All manual Hino 500 4x2 variants are fitted with Easy Start, which prevents the truck from rolling backwards when starting off on inclines. Easy Start works by systematically releasing the brake as the clutch is engaged for take-off, and operates on forward and reverse gears.
Hino 500 Engines specifications
|J Series||225@2400||686 @1500|
Ride and suspensions
The Hino 500’s suspensions feature semi-elliptic tapered leaf springs with shock absorbers and stabiliser at the front and semi-elliptic main and auxiliary leaf springs at the back. The ride could get a bit bumpy on the difficult terrains, but usually the steel suspensions can soak most of the bumps without affecting the driver’s comfort.
The steering is at par with its competitors and offers a proper response and sharp turnings.
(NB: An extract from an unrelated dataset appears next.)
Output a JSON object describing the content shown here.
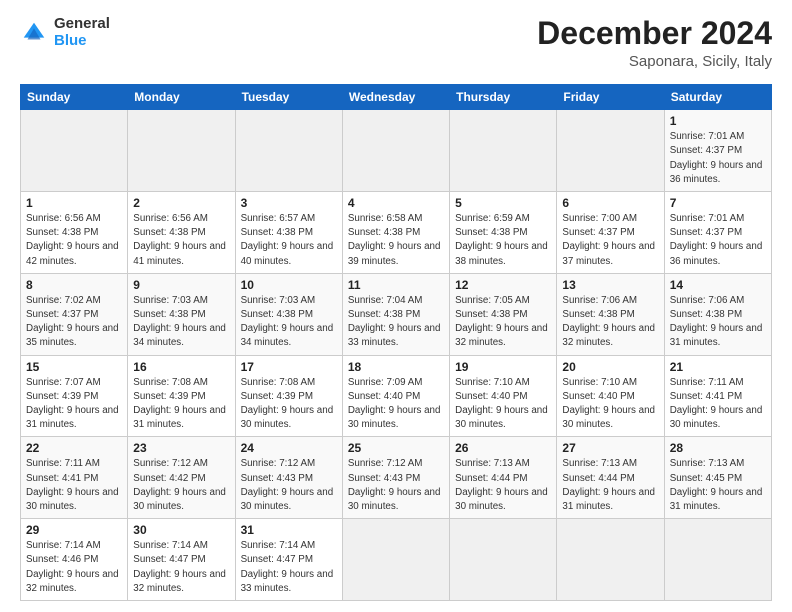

Though it’s a bit light and lacks any significant road feedback.
The Hino 500 range comes with standard ABS on all 4x2, 6x2 and 6x4 models. It’s worth to be mentioned that this is the first time when Hino has offered ABS as standard equipment on its medium-duty models.
The Hino 500 Series is ready to go head to head with the toughest jobs without backing down. However it has its small faults which are worth to be taken into consideration before buying one.
Judging by today’s standards its cabin is dated and is fitted with rudimentary seats. On the other hand there is a wide range o engines available, but the downside is that the weaker engines could feel a bit underpowered especially when the truck is fully loaded and has to deal with steep inclines.
The relatively low price is another advantage, while the costs of maintenance are among the smallest in the business. We also like the wide range of transmissions available which cope great with the utilitarian character of the truck and offer good fuel efficiency and a proper response.